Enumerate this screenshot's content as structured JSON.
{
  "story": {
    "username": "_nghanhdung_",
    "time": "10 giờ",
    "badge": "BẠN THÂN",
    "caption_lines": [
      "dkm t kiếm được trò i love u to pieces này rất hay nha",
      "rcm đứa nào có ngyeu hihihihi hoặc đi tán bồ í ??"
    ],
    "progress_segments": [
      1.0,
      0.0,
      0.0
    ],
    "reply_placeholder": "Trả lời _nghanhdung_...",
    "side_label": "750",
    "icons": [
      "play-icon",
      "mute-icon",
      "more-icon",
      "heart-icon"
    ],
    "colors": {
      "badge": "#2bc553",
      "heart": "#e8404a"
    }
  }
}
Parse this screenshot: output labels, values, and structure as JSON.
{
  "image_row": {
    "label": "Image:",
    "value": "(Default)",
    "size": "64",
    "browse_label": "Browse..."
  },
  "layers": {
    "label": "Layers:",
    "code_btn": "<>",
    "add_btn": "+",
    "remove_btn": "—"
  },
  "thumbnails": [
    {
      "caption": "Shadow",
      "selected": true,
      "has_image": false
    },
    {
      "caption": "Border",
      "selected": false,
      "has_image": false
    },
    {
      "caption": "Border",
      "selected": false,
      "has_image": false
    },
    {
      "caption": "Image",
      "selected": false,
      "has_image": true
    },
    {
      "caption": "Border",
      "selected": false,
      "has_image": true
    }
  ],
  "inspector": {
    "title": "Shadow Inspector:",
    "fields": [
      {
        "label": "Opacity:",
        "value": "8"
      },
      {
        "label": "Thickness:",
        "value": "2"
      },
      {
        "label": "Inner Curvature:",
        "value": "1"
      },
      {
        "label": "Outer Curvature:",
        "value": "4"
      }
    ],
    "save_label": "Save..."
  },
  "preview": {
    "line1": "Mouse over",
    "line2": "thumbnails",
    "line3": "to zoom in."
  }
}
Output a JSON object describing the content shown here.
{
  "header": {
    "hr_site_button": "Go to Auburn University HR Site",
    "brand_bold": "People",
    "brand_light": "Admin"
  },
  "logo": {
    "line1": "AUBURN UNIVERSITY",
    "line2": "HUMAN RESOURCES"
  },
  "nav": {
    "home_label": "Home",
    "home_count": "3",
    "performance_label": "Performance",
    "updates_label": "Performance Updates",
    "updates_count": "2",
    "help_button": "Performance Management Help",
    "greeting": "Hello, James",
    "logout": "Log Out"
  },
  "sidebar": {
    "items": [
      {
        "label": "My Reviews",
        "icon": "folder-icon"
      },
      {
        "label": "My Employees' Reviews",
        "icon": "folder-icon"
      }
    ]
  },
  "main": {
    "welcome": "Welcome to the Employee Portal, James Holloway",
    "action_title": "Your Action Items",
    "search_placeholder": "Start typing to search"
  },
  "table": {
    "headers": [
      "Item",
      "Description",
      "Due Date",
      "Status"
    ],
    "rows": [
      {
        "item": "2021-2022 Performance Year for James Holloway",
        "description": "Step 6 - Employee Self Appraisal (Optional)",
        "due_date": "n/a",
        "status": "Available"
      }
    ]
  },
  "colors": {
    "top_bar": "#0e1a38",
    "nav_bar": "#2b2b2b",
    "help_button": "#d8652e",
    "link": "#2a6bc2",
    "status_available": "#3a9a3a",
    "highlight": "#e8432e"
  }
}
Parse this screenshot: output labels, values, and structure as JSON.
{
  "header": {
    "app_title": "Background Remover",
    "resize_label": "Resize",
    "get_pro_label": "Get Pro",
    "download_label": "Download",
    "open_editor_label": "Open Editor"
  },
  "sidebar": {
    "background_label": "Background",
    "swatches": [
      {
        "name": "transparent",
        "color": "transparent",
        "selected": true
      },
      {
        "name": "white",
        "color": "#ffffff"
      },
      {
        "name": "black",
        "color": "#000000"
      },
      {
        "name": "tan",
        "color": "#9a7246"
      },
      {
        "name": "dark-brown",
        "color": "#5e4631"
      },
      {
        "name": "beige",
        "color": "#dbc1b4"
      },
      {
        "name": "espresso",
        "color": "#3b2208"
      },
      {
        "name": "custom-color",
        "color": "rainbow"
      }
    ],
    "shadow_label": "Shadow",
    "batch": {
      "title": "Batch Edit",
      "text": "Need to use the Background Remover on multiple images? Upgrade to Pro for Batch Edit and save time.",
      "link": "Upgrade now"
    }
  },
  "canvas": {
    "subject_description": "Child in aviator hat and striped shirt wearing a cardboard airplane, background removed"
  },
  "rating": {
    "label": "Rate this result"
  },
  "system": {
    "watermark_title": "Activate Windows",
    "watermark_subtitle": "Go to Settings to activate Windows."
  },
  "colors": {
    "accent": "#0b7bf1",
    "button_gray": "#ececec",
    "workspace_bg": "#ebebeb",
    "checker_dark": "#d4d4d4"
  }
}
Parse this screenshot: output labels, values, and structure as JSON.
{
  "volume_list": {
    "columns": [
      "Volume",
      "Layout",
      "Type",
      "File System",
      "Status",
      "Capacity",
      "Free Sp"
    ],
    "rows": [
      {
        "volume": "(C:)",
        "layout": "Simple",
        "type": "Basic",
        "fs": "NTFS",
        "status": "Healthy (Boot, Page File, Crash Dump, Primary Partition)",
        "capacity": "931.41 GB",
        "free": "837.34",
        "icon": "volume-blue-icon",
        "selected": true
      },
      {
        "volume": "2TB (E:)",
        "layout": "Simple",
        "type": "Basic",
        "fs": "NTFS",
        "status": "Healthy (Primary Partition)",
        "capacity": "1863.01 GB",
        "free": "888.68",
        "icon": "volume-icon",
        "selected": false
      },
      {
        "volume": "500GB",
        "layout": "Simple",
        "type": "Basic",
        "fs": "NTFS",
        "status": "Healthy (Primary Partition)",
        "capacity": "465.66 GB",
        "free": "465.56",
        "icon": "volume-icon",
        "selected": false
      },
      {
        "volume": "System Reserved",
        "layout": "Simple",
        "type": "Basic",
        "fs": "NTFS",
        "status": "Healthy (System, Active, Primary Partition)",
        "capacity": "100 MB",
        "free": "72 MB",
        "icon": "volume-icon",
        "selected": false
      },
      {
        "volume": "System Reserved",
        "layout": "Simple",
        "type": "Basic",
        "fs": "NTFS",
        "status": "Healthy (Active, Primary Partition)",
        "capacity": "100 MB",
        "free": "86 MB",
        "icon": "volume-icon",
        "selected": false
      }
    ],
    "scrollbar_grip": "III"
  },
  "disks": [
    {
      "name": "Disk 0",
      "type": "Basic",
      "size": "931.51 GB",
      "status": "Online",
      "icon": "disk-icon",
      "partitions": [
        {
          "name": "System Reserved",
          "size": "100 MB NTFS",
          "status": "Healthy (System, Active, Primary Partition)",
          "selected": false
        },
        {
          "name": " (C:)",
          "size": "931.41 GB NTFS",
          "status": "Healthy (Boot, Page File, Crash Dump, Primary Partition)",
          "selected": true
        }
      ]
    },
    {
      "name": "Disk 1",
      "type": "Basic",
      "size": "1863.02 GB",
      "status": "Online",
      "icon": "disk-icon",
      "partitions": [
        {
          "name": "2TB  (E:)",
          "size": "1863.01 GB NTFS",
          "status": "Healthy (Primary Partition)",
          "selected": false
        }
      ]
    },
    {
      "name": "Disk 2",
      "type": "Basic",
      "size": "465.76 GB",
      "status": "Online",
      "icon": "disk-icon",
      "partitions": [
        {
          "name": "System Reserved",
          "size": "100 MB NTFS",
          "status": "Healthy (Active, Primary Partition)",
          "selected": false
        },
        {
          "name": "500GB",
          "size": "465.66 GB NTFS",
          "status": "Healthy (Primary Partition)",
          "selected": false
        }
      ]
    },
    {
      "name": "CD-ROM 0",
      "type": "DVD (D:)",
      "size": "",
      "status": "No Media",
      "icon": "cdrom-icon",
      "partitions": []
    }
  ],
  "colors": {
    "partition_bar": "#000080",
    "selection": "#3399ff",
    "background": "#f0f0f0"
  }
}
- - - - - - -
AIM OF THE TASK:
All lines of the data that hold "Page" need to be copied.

EXPECTED ANSWER:
        "status": "Healthy (Boot, Page File, Crash Dump, Primary Partition)",
          "status": "Healthy (Boot, Page File, Crash Dump, Primary Partition)",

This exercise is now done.